Interface dataset entries
---

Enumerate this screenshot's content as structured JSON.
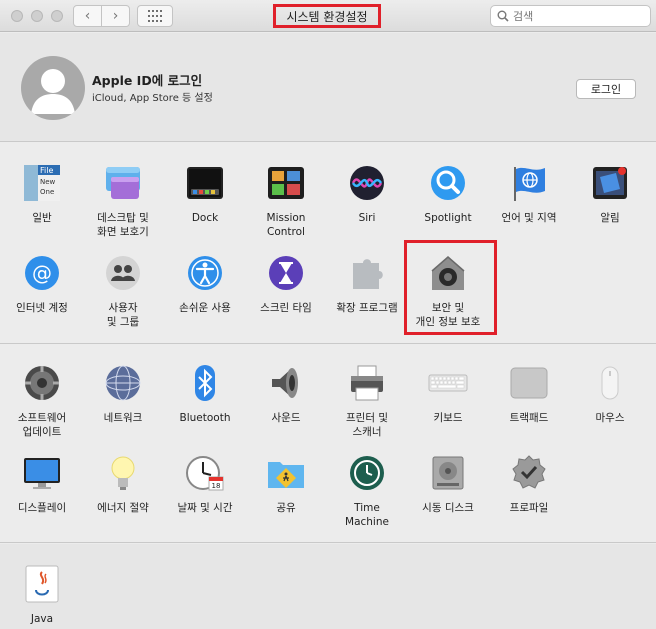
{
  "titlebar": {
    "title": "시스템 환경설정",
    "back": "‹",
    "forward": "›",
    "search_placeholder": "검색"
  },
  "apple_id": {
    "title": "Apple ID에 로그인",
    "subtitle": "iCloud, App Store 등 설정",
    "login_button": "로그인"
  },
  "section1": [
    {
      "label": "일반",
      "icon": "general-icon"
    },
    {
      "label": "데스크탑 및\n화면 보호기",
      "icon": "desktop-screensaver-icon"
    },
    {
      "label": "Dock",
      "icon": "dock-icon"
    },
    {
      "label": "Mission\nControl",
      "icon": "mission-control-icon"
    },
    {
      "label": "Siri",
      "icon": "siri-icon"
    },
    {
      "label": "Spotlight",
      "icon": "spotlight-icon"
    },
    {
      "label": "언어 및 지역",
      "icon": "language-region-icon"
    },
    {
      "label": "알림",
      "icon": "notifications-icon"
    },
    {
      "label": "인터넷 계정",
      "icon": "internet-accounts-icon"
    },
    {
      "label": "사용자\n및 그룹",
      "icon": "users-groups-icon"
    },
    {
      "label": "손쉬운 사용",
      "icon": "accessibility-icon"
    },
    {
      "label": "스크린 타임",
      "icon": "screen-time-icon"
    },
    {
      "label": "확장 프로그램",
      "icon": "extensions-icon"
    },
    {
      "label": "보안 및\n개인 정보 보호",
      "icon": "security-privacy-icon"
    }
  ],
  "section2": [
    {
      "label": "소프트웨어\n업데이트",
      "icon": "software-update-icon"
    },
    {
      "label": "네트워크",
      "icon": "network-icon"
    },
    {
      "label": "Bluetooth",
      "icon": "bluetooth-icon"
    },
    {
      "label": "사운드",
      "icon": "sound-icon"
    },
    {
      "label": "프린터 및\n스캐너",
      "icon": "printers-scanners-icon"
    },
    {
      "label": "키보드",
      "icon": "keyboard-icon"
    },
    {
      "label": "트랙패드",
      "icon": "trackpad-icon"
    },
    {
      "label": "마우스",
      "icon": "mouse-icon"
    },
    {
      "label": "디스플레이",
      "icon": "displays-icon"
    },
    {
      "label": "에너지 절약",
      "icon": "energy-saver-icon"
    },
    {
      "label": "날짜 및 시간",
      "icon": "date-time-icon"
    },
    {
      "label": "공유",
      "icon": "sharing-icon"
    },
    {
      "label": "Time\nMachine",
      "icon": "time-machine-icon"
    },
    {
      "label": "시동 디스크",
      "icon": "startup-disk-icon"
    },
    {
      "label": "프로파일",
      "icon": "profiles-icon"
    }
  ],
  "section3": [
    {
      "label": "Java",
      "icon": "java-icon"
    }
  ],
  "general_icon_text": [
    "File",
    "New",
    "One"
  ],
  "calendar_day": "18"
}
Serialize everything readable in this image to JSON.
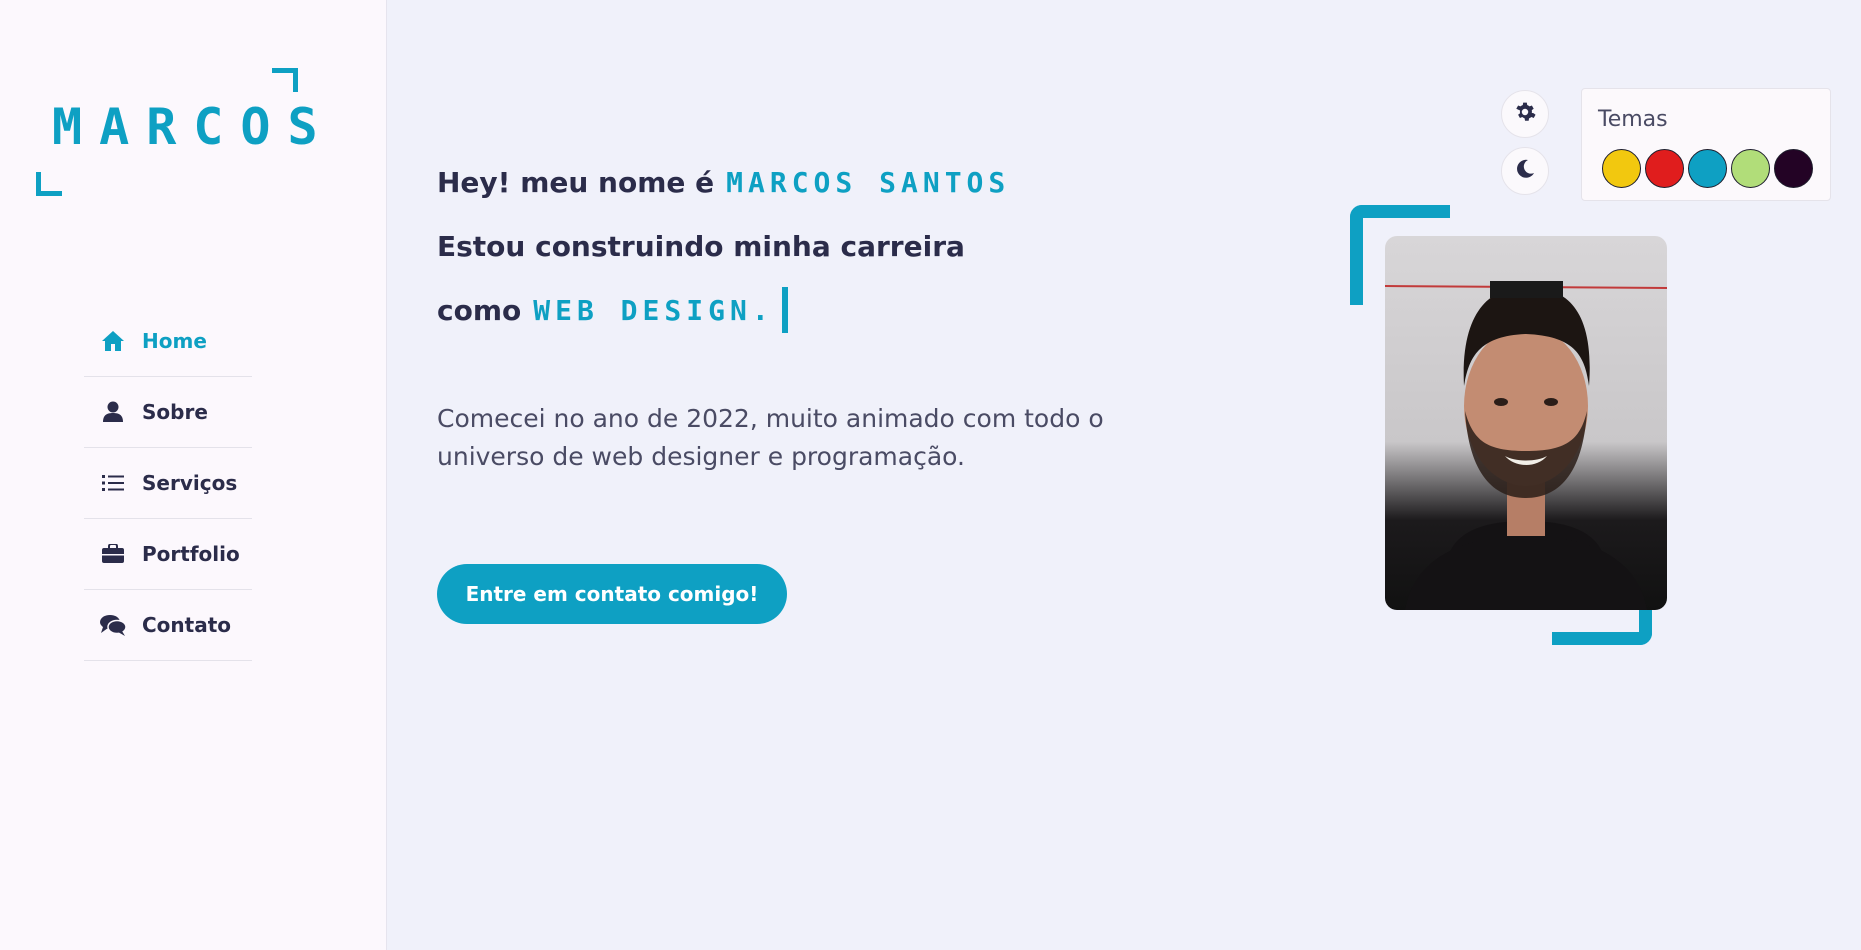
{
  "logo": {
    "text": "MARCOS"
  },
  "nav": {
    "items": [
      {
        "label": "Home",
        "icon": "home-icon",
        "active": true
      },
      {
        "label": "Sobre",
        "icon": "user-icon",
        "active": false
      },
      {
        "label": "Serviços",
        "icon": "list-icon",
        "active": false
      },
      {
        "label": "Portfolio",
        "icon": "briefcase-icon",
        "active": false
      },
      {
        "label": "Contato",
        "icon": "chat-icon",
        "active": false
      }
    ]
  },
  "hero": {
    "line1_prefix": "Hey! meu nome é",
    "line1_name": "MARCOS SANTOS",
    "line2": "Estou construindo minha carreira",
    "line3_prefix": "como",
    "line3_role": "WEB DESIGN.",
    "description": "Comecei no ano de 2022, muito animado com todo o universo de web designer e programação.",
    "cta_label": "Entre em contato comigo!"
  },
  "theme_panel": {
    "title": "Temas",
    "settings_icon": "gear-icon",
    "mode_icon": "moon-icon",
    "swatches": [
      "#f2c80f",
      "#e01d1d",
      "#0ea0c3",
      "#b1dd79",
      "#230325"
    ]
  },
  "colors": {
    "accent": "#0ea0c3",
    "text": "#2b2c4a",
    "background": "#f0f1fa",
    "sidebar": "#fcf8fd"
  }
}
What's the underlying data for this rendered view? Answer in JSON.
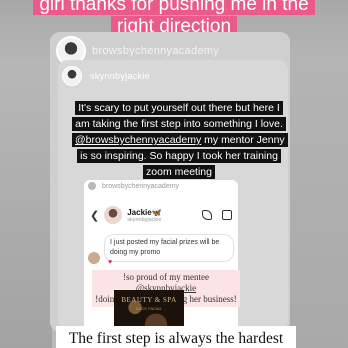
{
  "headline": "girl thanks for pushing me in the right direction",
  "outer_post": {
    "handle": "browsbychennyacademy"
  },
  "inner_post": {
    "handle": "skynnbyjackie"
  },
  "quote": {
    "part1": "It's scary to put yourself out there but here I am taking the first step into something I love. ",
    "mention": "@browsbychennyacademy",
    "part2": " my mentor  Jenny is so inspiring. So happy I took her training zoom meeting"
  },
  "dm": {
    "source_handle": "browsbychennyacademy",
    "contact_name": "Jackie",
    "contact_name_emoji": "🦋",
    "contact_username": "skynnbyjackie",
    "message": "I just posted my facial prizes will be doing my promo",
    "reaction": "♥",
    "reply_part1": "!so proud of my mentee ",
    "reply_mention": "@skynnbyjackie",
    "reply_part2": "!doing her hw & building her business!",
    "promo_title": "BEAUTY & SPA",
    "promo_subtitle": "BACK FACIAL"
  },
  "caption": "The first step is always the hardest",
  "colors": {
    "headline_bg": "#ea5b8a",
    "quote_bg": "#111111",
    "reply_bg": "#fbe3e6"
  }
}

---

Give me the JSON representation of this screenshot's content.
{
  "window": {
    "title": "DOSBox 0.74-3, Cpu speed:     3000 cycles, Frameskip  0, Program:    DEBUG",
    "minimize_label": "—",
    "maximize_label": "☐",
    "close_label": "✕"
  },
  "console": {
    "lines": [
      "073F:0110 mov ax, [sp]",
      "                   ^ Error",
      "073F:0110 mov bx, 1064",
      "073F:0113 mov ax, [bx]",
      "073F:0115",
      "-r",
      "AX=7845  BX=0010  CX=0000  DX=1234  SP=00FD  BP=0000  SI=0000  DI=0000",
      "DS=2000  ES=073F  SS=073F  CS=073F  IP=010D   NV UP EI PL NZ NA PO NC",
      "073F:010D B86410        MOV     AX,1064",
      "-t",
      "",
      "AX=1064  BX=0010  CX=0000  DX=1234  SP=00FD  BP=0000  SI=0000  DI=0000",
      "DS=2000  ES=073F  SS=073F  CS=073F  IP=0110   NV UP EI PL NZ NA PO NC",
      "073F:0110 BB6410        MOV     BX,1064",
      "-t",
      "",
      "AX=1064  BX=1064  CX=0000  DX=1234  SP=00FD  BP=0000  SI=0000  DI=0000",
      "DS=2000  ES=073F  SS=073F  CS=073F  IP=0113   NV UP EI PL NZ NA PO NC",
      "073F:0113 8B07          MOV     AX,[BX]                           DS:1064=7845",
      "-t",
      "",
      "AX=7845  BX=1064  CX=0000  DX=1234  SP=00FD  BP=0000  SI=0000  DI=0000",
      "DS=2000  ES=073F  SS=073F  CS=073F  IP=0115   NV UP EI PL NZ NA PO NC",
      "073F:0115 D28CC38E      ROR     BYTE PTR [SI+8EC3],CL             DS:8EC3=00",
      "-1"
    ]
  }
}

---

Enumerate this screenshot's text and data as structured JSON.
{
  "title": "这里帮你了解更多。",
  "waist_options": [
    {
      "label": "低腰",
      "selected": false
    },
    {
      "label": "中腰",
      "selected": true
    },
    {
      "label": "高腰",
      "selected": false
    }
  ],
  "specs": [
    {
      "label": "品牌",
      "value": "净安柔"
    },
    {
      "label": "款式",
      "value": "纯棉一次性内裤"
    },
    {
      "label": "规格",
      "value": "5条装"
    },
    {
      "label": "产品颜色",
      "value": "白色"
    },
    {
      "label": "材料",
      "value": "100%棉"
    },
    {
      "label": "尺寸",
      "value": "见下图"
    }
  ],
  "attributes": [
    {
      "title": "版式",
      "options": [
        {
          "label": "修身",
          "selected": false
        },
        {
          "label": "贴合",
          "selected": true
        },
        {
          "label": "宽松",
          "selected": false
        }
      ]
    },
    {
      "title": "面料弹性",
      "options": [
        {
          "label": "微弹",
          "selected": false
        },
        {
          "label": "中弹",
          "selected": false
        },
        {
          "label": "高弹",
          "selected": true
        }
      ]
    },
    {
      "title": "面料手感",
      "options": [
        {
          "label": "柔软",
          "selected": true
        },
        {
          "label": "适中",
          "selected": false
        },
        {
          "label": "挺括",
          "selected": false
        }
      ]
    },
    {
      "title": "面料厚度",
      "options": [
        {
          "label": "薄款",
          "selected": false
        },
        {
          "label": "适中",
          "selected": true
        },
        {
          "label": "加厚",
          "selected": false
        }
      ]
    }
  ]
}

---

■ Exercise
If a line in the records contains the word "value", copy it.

■ Task answer
      "value": "净安柔"
      "value": "纯棉一次性内裤"
      "value": "5条装"
      "value": "白色"
      "value": "100%棉"
      "value": "见下图"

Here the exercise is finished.